A nationwide prayer campaign for peace was launched Tuesday ahead of Sudan’s upcoming referendum in January, when the South is expected to vote for independence from the North.
The Catholic Church launched the prayer campaign in Sudan just days after The Episcopal Church urged its U.S. members to observe “A Season of Prayer for Sudan.” Like other international observers, both church bodies worry that violence will breakout in the months leading up to the highly-anticipated referendum.
Although the scheduled vote is less than four months away, there is still no set date for voter registration.

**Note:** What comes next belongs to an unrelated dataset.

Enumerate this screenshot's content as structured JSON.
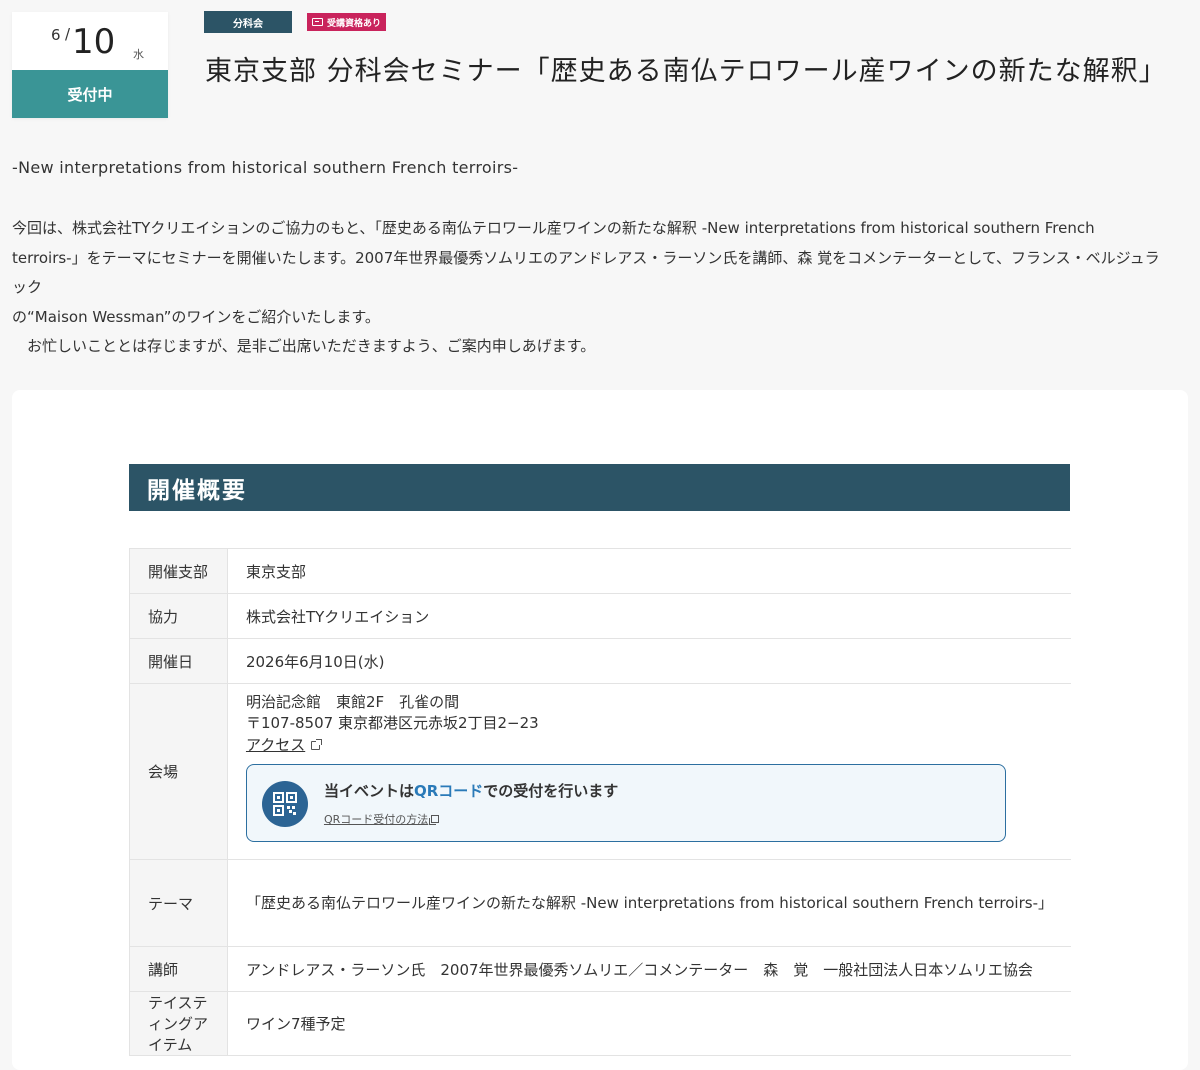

South Sudanese, who are mostly animist or Christian, are frustrated with the mainly Muslim North for what it sees as deliberate feet-dragging in preparation for the critical vote.
“There are a lot of forecasts of war and all these indications that tell us the situation between north and south is as tense as ever,” said Sister Cecilia Sierra Salcido, who helped launch the “101 Days of Prayer for Peace” in Juba, South Sudan.

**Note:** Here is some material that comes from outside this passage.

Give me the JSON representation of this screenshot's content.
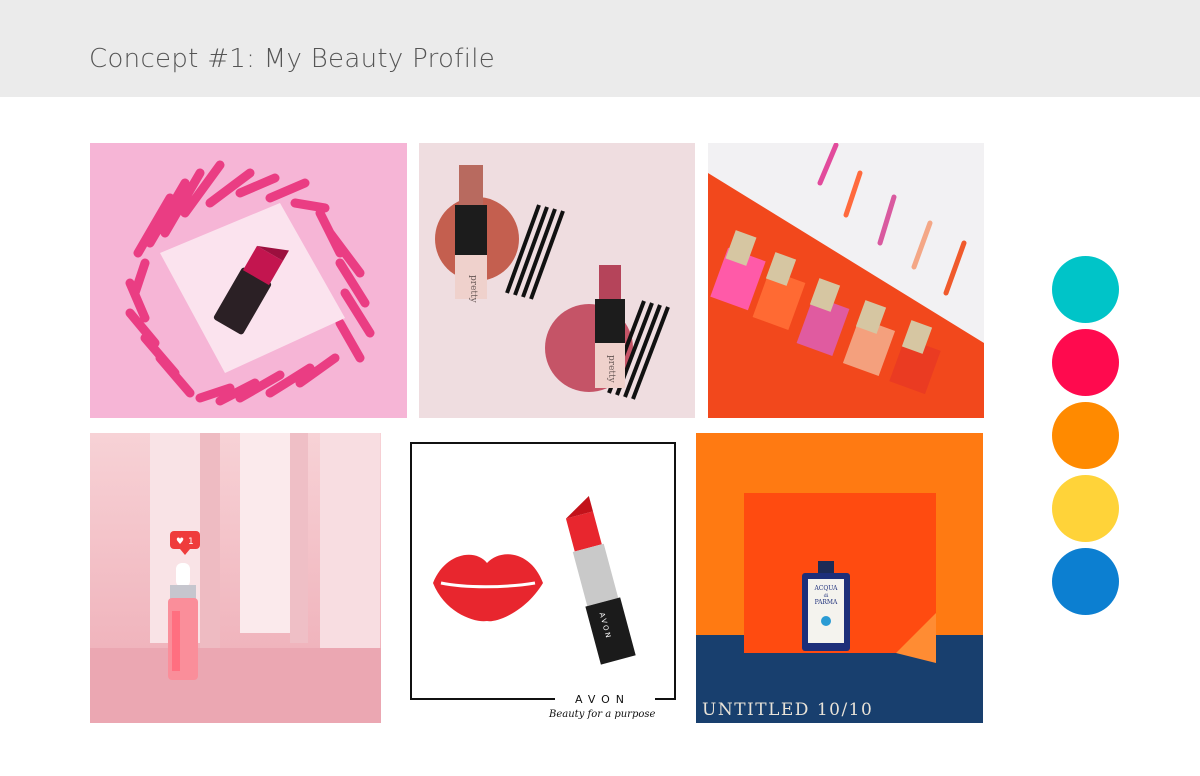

“The least we can do is pray,” she told The Associated Press.
The referendum is part of the 2005 Comprehensive Peace Agreement (CPA), which ended more than two decades of civil war. According to the CPA, a government of national unity would be formed for a period of six years. After that transitional period, the South would be able to vote for autonomy in a referendum.
Governments and human rights organizations fear that the North will refuse to allow the South to secede because of its rich oil fields.
On Tuesday, Secretary of State Hillary Clinton tried to persuade Khartoum, the capital of North Sudan, to prepare for the referendum. Clinton told Sudan Vice President Ali Osman Taha that the referendum could be an opportunity for improved relations with the United States.
And this Friday, President Obama is scheduled to attend a special summit on Sudan. The summit is aimed at addressing how the world can help Africa’s largest country have a peaceful and orderly referendum. The concern of many worldwide is another civil war, which could break out if something goes wrong with the referendum.
The church-led “101 Days of Prayer for Peace” will end Jan. 1, about a week before the referendum.